Russia doped all its international football teams, with the Russian sports minister instructing that the players should never be caught testing positive, according to the whistleblower who has exposed the scale of corruption in Russian sport, the Daily Mail reported.
And Russia planned to swap urine samples at the 2018 World Cup so that its footballers could take drugs with impunity this summer, in a carbon copy of their operation at the Sochi Winter Olympics, according to those close to Grigory Rodchenkov, the former head of the Moscow anti-doping laboratory, the Daily Mail wrote.
Read alsoWinter Olympics 2018: Anti-doping organizations demand Russia ban – BBCRodchenkov is now in witness protection in the USA, having already provided damning evidence against Russian sportsmen and women.
But Bryan Fogel, director of Icarus, the documentary film which detailed Rodchenkov's flight to the USA and revealed the extent of the Russian doping conspiracy, has indicated that the lab director's testimony on football will be just as damning as for winter sports or athletics.
It means that FIFA are heading into the Russia 2018 World Cup while trying to investigate and potentially discipline the host nation for what looks like the biggest doping scandal football has known. It could lead to the Russia team losing several players and will likely lead to calls for Russia to be banned from their own World Cup.

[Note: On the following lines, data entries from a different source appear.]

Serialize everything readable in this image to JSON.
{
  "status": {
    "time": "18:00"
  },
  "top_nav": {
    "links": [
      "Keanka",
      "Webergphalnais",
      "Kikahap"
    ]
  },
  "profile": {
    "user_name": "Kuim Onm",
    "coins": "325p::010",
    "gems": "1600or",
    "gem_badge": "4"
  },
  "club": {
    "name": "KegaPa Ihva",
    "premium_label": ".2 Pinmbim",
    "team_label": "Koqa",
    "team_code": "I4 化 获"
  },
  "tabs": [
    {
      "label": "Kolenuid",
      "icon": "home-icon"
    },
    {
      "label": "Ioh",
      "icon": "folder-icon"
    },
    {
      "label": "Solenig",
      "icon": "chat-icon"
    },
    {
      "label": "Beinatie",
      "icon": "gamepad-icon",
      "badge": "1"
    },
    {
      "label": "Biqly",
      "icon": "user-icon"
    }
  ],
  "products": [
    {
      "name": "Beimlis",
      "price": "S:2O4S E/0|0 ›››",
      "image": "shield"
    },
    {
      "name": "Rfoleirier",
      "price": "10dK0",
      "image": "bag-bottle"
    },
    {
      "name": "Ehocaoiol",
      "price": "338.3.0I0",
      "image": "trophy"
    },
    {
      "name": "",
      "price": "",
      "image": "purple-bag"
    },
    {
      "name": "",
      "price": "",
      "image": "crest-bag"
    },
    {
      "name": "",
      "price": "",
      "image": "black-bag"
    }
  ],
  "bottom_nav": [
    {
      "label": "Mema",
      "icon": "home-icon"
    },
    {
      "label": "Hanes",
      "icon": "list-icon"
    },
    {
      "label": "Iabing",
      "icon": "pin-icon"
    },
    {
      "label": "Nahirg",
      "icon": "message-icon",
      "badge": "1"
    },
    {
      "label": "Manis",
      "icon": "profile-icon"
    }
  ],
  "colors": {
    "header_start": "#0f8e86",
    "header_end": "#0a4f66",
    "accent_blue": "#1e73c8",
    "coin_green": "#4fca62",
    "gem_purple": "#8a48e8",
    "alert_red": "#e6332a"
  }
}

Read alsoRussians no longer dispute Olympic doping operation - NYTFogel, who spent two years investigating doping and getting to know Rodchenkov before he went into witness protection, has revealed more details about Russia's football doping programme and how it was allegedly orchestrated by Vitaly Mutko, the Deputy Prime Minister of Russia, who until last month was in charge of Russia 2018.
Fogel said: 'What I know from Grigory is that the order from Mutko was: "Football must be clean."
Read alsoMutko steps down as head of World Cup organizing committee amid doping scandal'What that meant was that there should never be positives reported in football, even though all the footballers were on the state-sponsored doping programme.'
Rodchenkov is the whistleblower who initially revealed to Fogel and then to the World Anti-Doping Agency that Russian government security agents had helped him defraud the Sochi 2014 Winter Olympics by passing tainted Russian samples through a hole in the wall in the anti-doping lab, to be replaced with clean urine.
Pressure is now on FIFA to interview Rodchenkov. However, FIFA have yet to make contact with him, other than indicating to the WADA intermediary that they wish to do so.
FIFA claim they want to analyse all the data they have been given to allow for a more informed interview with Rodchenkov 'relatively soon'.